- **Given data**
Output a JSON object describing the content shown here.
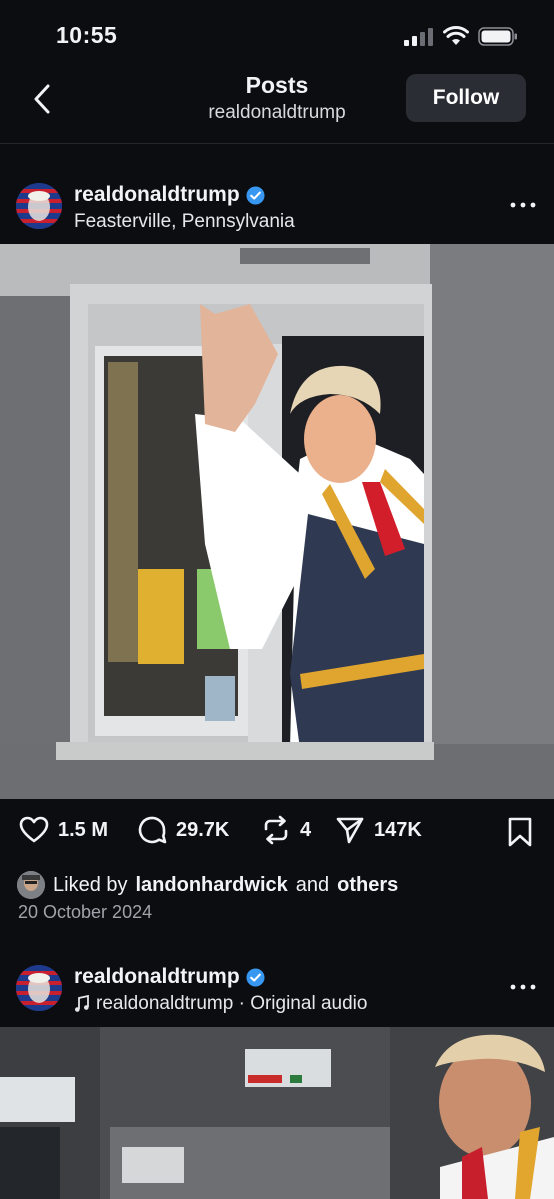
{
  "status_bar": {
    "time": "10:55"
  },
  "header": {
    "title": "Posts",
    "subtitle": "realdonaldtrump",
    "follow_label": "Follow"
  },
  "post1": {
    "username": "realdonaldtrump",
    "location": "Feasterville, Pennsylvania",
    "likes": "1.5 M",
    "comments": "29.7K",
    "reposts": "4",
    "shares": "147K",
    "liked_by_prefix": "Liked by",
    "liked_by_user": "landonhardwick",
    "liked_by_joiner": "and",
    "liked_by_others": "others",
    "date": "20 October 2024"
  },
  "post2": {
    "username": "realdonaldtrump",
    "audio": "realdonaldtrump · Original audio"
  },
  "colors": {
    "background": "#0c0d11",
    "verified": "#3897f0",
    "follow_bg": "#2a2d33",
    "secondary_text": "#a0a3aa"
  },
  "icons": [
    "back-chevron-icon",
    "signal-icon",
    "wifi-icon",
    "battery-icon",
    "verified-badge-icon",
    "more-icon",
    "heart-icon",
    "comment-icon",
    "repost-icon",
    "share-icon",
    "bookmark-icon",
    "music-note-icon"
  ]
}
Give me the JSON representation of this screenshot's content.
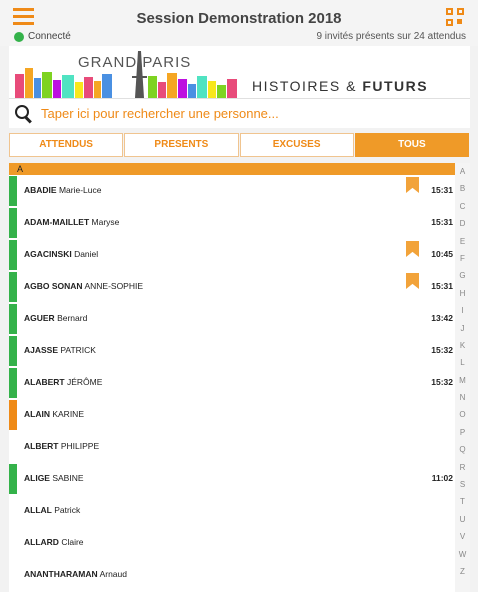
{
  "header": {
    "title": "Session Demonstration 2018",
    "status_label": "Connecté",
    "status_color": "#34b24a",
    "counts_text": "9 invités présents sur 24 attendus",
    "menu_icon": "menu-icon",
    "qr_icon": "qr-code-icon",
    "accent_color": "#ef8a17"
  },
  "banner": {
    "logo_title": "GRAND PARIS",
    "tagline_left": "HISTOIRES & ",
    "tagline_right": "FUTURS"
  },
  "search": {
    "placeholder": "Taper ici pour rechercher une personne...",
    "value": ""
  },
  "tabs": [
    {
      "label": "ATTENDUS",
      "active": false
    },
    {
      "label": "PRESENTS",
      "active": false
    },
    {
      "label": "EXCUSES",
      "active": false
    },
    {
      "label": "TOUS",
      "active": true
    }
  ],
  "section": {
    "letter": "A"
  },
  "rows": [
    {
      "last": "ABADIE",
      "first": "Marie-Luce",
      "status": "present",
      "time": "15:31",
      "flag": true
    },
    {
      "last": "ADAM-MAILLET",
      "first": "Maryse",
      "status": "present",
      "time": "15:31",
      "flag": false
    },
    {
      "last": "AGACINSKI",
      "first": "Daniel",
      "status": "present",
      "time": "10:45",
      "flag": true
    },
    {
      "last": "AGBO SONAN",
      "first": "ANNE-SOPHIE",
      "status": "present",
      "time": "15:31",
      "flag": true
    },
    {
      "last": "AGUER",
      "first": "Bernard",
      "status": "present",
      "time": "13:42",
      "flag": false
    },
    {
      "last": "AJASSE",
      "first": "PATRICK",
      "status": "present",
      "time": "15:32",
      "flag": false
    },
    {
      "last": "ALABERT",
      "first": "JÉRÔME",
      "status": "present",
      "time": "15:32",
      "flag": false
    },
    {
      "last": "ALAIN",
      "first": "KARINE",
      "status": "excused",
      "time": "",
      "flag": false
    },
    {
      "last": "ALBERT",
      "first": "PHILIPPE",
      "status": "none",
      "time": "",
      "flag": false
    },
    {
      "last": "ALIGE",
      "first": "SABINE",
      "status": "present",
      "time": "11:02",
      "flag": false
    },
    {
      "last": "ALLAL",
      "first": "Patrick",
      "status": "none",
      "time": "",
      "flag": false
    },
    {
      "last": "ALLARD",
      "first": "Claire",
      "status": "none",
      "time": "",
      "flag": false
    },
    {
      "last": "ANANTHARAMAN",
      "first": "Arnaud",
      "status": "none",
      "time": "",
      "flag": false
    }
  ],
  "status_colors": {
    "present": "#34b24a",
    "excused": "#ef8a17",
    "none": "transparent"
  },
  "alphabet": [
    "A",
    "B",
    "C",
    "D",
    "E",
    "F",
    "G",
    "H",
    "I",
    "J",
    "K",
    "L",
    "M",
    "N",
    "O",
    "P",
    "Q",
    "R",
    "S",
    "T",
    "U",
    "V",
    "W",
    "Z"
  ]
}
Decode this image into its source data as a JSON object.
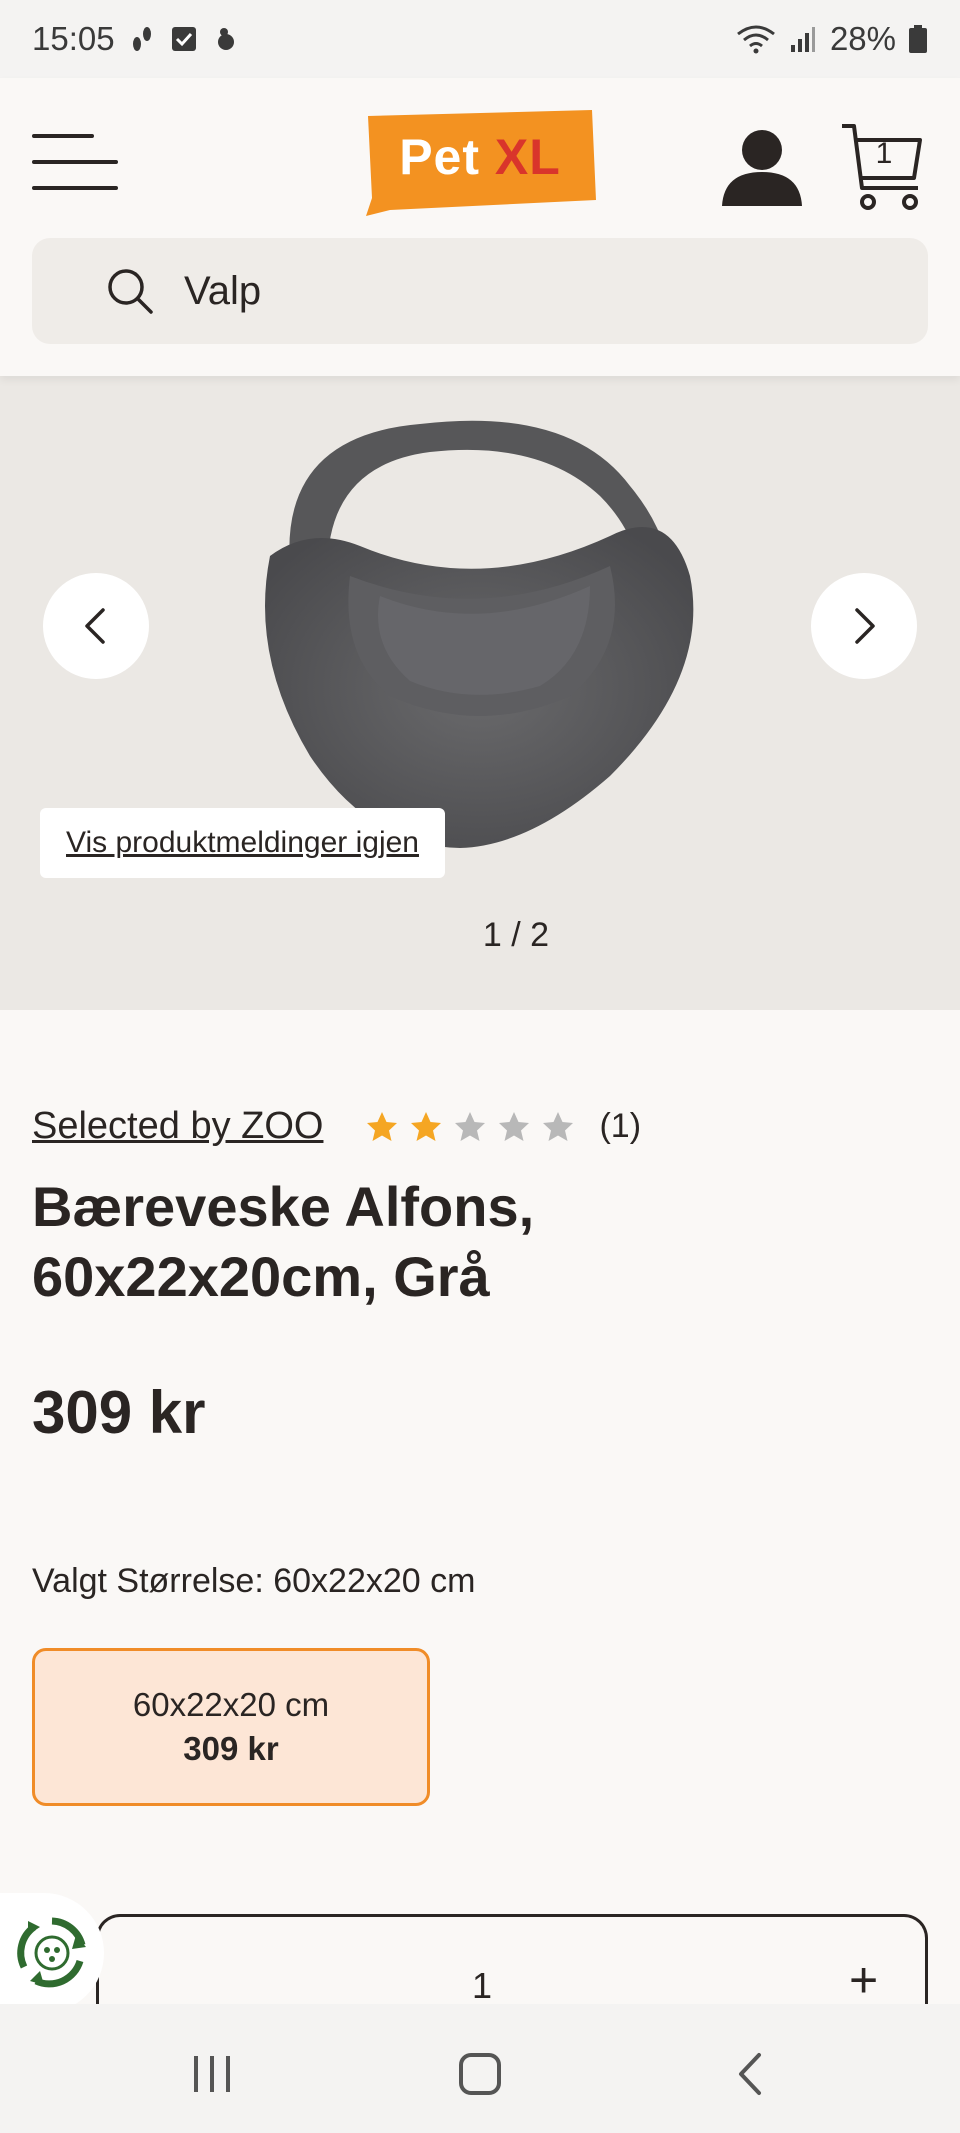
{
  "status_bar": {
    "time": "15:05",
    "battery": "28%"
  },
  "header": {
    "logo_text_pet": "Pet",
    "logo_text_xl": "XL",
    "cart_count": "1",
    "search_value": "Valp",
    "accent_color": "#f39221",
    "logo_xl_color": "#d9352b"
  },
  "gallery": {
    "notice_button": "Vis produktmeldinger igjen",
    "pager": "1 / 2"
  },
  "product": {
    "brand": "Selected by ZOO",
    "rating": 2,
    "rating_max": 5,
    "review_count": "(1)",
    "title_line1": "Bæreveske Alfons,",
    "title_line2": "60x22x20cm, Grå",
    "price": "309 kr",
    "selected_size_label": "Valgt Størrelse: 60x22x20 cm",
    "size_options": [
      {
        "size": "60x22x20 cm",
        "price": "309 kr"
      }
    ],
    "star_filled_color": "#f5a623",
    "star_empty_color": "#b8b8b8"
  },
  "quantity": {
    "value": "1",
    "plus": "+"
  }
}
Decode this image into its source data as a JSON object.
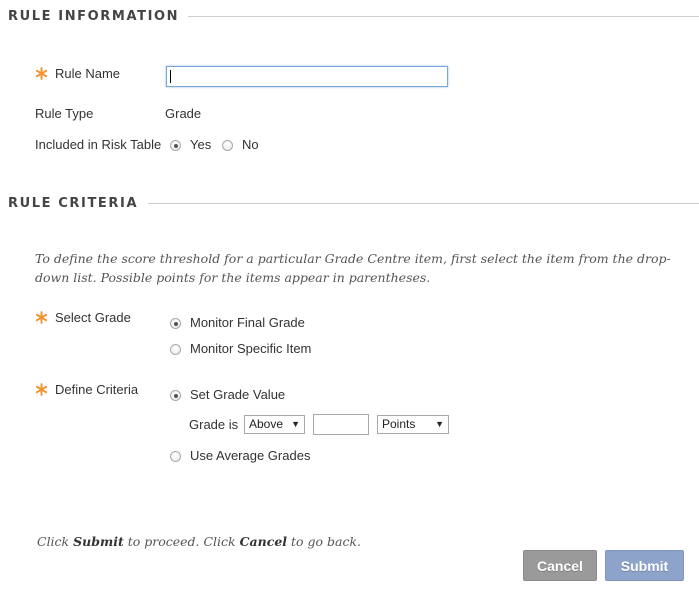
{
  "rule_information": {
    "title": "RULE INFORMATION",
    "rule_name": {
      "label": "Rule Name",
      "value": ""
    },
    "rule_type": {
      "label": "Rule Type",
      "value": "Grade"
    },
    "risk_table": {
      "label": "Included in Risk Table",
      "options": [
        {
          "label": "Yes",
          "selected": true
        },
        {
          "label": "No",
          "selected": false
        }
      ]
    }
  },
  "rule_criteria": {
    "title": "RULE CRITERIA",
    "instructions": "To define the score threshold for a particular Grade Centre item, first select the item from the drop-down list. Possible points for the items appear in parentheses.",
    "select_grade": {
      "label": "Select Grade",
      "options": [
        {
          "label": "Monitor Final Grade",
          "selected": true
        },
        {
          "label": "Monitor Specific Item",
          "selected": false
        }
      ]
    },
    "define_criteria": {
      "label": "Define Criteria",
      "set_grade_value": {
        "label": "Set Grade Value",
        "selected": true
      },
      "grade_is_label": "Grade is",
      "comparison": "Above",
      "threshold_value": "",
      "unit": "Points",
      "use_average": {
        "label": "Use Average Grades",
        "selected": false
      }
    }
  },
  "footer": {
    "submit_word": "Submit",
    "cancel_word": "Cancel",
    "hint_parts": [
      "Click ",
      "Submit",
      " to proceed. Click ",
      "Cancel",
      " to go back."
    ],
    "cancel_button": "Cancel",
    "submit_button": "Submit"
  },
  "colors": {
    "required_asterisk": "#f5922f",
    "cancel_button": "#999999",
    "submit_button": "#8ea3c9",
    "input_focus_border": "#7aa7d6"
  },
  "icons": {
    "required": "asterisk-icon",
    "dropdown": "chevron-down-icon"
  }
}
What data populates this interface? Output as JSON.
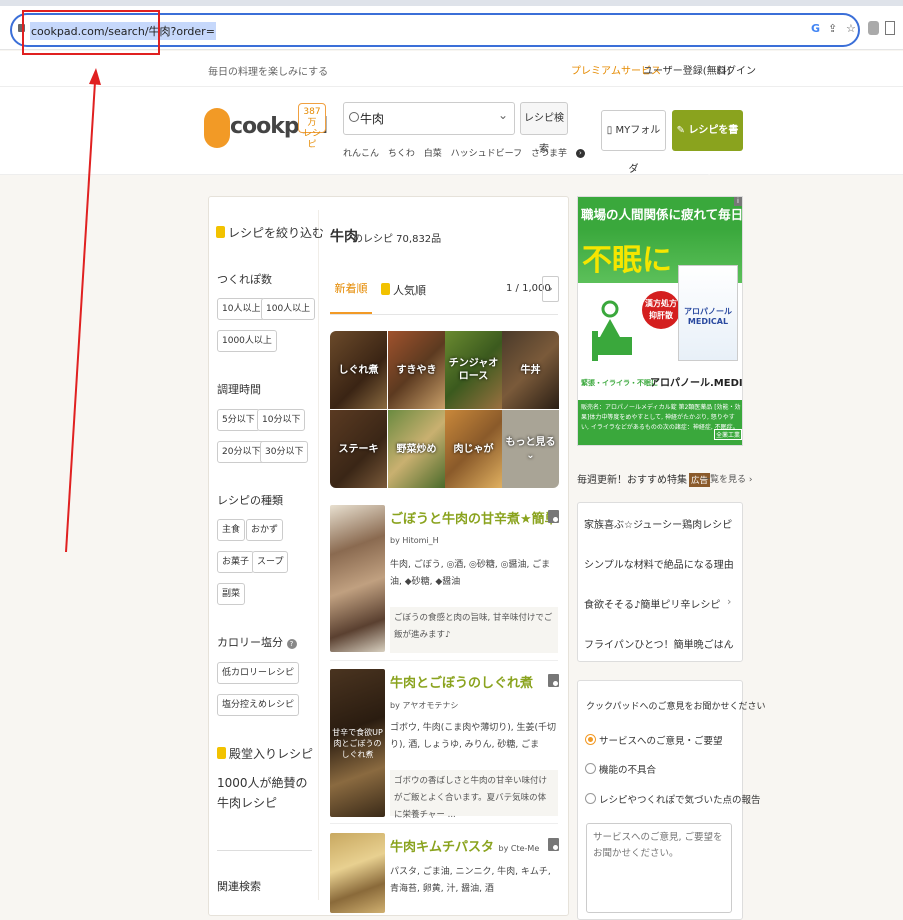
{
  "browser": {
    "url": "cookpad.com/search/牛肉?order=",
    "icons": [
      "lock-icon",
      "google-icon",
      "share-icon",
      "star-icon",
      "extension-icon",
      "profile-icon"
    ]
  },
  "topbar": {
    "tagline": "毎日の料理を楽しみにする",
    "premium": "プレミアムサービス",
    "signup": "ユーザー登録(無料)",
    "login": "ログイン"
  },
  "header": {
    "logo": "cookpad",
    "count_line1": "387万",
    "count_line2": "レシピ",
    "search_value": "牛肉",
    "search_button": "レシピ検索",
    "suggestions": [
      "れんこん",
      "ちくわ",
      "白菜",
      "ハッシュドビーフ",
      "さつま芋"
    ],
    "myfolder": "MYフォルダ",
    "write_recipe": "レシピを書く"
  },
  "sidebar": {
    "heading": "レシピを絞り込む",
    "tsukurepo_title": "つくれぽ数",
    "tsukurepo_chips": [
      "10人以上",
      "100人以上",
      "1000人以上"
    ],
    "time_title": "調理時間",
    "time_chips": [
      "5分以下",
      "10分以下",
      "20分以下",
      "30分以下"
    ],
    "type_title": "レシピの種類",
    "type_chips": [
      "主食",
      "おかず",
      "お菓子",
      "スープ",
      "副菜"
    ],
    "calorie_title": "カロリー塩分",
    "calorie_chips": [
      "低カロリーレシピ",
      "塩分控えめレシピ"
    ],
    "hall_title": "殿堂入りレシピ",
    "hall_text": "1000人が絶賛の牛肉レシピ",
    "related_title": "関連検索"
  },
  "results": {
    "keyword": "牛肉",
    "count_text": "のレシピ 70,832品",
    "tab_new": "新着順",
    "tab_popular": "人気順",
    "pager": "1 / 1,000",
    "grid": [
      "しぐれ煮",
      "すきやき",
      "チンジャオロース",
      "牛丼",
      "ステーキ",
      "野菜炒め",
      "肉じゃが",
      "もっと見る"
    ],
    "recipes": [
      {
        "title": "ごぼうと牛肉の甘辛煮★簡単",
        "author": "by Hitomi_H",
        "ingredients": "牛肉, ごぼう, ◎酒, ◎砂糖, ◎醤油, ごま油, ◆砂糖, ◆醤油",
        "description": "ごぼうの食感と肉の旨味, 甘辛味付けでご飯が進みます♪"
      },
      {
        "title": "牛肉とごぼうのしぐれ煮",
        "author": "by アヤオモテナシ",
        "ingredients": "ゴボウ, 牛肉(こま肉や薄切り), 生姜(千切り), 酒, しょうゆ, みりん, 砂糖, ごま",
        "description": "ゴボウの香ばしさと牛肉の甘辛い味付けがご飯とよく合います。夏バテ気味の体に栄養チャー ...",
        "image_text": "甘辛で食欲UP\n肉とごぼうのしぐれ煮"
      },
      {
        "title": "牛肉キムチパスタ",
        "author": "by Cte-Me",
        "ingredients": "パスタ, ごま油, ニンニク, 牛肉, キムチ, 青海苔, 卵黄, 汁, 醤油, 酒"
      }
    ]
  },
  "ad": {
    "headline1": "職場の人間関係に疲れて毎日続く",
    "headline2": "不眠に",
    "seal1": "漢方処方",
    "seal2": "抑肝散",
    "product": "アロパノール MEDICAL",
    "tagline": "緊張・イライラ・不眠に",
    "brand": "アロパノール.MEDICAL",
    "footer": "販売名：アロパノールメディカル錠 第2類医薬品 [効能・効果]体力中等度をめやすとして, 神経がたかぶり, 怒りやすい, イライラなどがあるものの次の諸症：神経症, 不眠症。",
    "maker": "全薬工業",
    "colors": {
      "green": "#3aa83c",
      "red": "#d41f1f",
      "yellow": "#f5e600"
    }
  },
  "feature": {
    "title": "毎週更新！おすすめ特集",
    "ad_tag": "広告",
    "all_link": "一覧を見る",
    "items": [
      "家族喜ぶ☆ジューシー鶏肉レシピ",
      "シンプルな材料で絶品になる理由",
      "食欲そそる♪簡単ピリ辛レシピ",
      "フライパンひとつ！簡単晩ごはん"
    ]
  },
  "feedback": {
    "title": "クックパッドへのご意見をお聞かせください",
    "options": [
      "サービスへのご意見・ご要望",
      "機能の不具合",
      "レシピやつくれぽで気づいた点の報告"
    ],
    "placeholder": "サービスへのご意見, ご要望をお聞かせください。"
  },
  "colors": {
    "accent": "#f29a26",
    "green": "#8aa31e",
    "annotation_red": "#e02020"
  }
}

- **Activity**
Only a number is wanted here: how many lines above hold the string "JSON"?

- **Solution**
5